The store temporarily closed and was cleaned before reopening, but its owner, Anna Younker, said there was a lingering 'stigma' and business failed to bounce back.
On Friday she announced on the shop's Facebook page that the bank has now cut off the business credit line, forcing her to sell the building for $338,000.
Younker, who has been in business for 30 years, said her shop became known as the 'Ebola store' after news of Vinson's visit hit the press.
She claims that the temporary closure and canceled orders cost the store at least $100,000.
The loss wasn't covered by her insurance because the plan excludes viral illnesses.
Ms Younker told NewsNet5 that Miss Vinson, who was visiting her hometown for a few days to plan for her wedding, should have been more careful.
'I wish that now she knew better not to travel. The impact its had on me is huge,' the store owner said. 'Never in a million years did I expect something like this to cause our business to have to close.'
Ms Younker said she was particularly offended when Miss Vinson asked for a $480 refund on her bridesmaid dresses.
Miss Vinson, who recovered from Ebola nine days after treatment, asked that the shop refund her bridesmaids the $479.89 they paid for their dresses, via her attorney.
Ms Younker said the refund request feel like 'a slap in the face'.
In January she posted a message to customers on Facebook, announcing that her business would be closing down.
'Despite our best efforts, we simply have been unable to recover,' she wrote. 'The decision for me to close was not easy for me.
'Over the years I have met and worked with the most amazing brides, mothers of brides, bridesmaids, prom girls and many other wonderful people.
'I want to thank all our customers, the people in our community and the well wishers from afar for being so supportive. Your kind words and loyalty have been great comfort.
'I also want to thank my amazing staff for all of their hard work and dedication to our customers and our business. I appreciate your understanding and support.'
originally posted by: paraphi
a reply to: Anyafaj
While I also feel for a person whose business goes out of business. It is a test of the viability of a business to be able to cope with thee unexpected. This business was unable to cope, so perhaps the problems were already there.
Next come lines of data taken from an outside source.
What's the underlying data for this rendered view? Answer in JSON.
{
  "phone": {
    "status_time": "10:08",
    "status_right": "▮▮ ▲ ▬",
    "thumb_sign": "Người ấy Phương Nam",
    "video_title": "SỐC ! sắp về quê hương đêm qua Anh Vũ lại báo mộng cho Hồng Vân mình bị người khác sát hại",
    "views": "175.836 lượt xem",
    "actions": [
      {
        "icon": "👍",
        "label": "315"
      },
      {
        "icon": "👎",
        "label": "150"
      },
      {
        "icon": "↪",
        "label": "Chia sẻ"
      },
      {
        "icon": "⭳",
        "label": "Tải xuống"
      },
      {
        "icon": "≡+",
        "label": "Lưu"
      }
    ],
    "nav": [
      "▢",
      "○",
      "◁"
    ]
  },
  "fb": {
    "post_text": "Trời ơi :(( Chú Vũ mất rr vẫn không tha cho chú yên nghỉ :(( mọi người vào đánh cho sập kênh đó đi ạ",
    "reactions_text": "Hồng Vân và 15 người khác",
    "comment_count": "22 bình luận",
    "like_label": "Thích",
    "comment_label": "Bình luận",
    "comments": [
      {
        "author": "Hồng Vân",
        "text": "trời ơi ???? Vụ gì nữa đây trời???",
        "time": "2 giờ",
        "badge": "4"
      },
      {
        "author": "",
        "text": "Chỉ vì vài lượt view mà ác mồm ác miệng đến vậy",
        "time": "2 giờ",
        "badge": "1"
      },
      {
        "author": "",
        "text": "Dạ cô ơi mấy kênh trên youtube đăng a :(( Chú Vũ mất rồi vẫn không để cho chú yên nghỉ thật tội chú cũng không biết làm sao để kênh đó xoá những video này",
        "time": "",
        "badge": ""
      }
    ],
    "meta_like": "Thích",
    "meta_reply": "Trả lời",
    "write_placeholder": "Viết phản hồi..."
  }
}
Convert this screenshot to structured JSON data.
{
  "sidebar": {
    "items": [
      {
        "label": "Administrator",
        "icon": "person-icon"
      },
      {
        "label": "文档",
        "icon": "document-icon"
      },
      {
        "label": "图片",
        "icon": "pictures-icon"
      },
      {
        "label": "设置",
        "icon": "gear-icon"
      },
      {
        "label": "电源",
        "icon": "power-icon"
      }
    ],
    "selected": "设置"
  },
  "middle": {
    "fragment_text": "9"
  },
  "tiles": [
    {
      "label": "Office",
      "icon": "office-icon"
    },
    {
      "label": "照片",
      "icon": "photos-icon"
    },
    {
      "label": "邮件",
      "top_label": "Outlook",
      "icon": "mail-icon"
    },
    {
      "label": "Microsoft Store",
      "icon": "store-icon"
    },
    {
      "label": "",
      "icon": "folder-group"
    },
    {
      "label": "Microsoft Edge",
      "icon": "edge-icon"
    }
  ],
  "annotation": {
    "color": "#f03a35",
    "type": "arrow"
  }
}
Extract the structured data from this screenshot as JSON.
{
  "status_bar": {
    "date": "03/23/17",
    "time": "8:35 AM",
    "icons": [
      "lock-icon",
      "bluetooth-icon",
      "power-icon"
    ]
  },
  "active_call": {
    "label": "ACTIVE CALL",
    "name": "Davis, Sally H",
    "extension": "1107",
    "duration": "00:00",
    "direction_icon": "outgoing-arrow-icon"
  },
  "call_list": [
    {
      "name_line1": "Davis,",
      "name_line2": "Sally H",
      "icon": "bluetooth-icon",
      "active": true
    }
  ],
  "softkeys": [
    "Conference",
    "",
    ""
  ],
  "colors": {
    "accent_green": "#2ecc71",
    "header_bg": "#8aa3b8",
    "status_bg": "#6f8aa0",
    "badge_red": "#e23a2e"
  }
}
It was not Vinson's fault she had a disease.
originally posted by: AutumnWitch657
There is such a thing as business insurance if you need to close down from a disaster like a hurricane that shuts down power or if the street shuts down from a gas leak or water main break. a reply to: threeeyesopen
originally posted by: JIMC5499
I blame this on media hype. Plain and simple. Why was this nurse's every movement reported on by the media? To hype the panic over Ebola. To keep people's eyes glued to their television, newspaper or magazine and the advertising contained there.